Footnotes

  1. Diakonia
  2. As opposed to ‘sheepish’
  3. Marketplace, day job/place of employment/occupation
  4. Assuming one or more apply: competing voices, compromised ethics, and crazy/unpredictable workloads
  5. Inner voice could sound/look like a mental image, word picture, impression (whether visual or Scripture), word, peace/dispeace, surprising idea you normally wouldn’t have thought of (usually discovered through prayer), a sentence on the screen of your mind like the typing on a computer screen
  6. #staynotstray, #herdistheWord
  7. Be it vanity, mediocrity, fear of man, fear/anxiety, resentment, our past, etc.

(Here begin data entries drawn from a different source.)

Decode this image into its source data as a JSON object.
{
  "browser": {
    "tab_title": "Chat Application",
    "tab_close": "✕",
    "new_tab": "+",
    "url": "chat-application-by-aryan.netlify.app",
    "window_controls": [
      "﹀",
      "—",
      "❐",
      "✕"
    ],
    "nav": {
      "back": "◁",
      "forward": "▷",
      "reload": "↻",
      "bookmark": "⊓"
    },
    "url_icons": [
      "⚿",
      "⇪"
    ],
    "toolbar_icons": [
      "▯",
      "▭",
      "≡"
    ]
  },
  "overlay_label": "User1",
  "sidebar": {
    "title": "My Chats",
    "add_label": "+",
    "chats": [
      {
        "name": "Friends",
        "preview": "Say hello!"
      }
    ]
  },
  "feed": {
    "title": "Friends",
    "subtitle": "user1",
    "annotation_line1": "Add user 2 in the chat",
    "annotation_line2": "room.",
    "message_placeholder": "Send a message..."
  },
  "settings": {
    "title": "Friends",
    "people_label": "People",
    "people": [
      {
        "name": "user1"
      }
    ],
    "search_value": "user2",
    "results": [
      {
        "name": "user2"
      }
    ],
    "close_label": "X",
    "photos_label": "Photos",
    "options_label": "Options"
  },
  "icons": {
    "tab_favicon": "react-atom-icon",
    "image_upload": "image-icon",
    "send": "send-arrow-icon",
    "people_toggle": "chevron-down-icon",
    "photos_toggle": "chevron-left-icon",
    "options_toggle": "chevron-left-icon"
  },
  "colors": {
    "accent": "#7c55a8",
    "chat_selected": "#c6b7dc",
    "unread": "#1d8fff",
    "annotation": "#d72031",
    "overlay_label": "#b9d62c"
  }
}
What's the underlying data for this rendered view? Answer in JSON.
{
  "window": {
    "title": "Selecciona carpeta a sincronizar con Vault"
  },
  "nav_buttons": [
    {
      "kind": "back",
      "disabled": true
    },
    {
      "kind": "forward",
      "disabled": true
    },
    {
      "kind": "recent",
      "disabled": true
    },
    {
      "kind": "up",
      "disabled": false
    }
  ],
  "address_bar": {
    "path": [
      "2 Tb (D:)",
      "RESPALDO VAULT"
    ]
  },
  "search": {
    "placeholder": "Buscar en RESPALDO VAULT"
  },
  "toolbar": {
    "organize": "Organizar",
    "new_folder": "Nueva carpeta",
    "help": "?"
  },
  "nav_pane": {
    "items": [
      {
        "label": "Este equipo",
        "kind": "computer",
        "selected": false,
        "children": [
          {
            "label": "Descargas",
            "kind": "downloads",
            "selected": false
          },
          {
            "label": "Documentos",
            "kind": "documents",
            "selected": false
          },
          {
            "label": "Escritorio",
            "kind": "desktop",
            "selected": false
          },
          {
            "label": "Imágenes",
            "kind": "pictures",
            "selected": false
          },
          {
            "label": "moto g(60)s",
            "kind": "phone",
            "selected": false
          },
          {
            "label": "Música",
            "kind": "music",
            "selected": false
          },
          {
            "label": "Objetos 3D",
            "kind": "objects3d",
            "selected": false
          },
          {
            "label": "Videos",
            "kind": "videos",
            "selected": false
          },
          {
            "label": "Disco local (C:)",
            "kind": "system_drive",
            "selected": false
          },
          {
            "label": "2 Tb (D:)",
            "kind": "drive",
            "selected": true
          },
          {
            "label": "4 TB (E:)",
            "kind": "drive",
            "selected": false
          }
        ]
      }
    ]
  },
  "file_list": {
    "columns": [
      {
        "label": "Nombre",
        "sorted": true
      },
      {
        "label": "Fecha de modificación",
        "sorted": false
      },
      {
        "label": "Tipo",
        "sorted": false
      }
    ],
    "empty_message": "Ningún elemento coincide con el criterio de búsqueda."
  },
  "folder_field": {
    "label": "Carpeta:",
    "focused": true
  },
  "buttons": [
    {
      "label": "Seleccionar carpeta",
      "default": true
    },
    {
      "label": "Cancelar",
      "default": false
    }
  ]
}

  8. Tip: Consider bringing a notepad/writing utensil to record what the Spirit is telling you; if you have the privacy, you can also record your thoughts memo style on your phone

Cover photo creds: Biblical Research Reports